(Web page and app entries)
┌────────

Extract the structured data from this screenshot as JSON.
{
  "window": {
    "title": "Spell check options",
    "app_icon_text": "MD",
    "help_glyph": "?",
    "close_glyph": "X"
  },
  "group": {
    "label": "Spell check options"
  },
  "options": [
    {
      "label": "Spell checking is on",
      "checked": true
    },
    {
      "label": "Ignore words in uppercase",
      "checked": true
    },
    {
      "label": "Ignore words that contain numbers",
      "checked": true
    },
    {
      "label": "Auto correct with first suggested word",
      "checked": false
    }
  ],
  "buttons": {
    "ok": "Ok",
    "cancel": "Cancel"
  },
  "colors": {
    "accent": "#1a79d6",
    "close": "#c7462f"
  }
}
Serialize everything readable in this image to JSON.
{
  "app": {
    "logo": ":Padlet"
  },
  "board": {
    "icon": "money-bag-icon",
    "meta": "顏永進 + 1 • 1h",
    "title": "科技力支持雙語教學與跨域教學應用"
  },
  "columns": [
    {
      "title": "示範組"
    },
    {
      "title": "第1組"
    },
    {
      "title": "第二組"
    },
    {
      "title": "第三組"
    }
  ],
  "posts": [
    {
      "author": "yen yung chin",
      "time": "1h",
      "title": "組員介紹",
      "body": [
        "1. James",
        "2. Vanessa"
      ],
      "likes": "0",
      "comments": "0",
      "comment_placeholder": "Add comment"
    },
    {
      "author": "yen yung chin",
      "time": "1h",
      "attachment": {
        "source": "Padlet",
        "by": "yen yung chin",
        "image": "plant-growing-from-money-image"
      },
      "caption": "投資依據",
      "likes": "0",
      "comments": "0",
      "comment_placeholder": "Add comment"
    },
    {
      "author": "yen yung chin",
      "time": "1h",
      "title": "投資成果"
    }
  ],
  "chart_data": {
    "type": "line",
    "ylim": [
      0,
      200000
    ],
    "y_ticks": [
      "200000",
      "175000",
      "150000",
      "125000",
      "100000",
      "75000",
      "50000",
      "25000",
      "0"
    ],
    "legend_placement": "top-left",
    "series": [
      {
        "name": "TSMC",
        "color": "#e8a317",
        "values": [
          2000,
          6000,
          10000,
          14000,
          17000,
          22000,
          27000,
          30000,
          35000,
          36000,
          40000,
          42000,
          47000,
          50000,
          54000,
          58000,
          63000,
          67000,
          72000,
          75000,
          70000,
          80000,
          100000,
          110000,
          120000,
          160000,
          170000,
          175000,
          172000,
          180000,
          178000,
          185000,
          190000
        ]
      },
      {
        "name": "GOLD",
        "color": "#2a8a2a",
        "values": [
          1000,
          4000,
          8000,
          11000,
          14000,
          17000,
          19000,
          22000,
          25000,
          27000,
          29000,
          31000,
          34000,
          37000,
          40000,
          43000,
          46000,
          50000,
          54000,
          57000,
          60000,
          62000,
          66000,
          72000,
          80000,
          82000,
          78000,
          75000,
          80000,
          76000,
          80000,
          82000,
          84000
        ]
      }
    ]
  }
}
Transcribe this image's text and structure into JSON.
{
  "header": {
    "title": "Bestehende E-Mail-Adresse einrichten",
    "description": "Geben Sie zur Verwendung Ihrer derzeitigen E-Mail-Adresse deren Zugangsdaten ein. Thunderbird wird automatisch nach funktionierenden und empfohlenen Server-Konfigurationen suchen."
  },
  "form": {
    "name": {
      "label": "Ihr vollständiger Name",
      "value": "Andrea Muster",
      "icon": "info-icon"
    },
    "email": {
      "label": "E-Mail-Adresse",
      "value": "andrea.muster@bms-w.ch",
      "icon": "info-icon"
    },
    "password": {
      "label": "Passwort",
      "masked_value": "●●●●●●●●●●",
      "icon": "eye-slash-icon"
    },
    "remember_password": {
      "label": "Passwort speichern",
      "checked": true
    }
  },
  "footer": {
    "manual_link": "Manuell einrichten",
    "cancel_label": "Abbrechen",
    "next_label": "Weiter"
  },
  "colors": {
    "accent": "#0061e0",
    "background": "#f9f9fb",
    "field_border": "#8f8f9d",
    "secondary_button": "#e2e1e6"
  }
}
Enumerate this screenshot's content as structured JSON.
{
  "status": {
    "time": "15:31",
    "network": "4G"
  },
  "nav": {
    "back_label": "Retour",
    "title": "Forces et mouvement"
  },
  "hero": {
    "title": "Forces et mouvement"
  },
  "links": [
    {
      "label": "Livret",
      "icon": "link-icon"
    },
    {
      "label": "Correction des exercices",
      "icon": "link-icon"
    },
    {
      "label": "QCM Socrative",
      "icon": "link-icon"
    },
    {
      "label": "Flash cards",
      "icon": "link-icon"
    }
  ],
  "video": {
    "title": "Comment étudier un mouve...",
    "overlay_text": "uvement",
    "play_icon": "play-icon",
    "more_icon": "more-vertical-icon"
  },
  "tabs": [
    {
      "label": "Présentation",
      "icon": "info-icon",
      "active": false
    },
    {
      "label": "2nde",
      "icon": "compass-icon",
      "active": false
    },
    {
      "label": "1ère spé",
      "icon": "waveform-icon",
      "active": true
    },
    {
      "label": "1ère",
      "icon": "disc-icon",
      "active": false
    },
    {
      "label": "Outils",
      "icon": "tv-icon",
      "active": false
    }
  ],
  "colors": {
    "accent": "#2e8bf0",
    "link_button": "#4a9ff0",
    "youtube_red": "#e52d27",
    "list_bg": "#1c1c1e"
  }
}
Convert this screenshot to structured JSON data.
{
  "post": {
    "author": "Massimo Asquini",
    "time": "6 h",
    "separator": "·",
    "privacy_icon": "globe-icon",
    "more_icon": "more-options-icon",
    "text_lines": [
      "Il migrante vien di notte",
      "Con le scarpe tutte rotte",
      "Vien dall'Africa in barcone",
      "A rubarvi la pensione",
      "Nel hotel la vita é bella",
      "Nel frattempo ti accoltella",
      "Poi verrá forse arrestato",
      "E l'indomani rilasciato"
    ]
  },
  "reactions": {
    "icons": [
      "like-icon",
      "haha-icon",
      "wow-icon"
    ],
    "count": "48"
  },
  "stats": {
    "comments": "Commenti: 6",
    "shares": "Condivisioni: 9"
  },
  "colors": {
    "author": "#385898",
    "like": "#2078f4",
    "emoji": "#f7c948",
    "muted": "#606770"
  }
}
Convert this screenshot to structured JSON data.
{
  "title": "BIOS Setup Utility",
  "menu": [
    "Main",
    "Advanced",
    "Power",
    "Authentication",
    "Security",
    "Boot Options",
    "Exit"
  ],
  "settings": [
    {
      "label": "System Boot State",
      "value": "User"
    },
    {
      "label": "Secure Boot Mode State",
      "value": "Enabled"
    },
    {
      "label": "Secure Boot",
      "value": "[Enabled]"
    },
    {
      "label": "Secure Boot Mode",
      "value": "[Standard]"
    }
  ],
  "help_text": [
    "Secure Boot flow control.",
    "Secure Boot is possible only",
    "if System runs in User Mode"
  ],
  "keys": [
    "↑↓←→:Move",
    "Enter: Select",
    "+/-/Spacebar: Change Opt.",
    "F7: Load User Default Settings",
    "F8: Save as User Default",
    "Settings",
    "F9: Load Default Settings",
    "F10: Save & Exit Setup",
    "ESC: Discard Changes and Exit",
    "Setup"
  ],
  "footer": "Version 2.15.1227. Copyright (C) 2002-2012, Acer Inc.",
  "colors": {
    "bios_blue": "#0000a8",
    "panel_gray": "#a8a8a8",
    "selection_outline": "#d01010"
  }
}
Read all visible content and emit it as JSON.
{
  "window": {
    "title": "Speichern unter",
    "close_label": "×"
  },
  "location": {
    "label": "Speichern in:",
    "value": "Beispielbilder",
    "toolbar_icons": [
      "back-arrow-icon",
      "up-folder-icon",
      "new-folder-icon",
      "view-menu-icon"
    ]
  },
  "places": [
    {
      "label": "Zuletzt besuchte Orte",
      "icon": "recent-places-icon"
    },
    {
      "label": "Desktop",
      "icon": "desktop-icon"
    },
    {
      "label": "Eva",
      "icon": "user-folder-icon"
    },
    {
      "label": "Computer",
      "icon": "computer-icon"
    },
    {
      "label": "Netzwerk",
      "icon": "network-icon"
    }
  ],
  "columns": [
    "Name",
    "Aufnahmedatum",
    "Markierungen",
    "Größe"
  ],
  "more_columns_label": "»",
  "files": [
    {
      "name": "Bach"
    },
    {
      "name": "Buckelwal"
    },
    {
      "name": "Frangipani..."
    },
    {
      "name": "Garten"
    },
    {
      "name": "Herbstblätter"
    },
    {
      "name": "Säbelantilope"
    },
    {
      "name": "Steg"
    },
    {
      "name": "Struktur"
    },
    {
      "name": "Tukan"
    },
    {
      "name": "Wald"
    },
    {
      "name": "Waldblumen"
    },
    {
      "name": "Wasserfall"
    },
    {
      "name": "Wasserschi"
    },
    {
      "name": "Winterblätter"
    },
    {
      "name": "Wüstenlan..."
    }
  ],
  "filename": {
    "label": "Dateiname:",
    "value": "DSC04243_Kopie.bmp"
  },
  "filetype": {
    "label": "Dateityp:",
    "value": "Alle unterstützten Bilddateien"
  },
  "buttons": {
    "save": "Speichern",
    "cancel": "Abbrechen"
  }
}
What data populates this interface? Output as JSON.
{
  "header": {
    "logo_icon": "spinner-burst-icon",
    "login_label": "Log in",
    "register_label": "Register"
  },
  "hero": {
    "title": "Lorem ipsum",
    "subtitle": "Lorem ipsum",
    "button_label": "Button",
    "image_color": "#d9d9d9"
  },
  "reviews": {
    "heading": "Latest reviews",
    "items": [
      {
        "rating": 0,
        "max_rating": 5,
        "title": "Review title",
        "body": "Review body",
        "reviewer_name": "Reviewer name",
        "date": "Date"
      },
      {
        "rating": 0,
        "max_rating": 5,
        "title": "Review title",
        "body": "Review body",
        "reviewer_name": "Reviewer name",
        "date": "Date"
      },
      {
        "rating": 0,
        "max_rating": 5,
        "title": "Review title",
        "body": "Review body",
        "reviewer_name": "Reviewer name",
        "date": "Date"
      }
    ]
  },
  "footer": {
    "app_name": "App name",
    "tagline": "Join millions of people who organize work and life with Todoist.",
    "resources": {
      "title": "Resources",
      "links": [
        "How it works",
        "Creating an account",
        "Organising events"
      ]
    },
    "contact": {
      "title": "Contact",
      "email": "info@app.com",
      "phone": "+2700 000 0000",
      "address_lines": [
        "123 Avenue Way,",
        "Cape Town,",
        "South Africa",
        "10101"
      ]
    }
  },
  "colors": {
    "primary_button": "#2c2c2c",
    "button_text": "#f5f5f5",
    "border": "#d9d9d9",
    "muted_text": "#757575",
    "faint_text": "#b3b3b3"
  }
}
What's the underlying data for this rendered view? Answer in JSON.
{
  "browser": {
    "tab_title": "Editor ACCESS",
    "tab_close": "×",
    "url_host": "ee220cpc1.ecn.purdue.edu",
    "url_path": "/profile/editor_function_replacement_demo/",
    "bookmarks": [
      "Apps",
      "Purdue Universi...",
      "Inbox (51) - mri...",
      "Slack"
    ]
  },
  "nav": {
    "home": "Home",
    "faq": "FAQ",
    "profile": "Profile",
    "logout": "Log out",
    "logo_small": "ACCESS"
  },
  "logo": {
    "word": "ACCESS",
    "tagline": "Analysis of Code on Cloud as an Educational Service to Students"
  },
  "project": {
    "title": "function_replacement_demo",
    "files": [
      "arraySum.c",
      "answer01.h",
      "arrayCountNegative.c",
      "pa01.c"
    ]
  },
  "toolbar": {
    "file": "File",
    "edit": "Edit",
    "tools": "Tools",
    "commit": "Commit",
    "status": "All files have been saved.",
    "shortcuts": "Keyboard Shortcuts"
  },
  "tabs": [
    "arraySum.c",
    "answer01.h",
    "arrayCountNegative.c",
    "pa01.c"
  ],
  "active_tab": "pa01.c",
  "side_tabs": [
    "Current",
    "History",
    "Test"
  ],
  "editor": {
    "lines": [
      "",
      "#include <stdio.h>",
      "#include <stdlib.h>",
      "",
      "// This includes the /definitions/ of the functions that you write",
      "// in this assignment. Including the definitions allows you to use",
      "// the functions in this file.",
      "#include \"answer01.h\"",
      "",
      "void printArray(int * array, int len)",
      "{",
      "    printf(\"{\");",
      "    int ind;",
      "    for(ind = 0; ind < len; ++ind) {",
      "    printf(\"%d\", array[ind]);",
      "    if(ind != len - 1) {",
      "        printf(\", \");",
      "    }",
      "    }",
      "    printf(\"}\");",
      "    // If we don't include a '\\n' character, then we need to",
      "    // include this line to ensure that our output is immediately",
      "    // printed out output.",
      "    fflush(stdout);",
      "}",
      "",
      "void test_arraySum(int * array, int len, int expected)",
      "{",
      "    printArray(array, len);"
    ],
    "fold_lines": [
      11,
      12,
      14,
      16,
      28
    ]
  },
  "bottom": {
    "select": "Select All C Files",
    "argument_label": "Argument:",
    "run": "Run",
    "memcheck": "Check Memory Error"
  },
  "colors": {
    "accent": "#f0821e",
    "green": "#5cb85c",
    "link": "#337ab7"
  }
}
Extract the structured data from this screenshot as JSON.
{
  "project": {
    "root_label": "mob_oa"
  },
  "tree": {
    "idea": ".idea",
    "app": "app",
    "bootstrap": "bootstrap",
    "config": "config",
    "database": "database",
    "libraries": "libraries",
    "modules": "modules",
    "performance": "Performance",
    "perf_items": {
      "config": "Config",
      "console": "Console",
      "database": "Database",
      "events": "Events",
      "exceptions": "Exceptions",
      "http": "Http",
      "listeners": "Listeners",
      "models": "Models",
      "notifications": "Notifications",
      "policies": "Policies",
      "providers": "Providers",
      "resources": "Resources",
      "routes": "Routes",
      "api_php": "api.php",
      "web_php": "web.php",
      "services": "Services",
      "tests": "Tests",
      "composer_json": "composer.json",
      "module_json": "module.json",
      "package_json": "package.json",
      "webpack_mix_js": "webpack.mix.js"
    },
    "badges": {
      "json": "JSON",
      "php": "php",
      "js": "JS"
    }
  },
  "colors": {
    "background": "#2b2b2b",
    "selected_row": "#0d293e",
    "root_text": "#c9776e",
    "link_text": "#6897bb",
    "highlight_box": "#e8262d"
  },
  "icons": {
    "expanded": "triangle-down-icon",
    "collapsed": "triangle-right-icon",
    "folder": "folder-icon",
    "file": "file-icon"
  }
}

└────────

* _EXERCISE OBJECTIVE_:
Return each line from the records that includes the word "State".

* _WORKED SOLUTION_:
      "label": "System Boot State",
      "label": "Secure Boot Mode State",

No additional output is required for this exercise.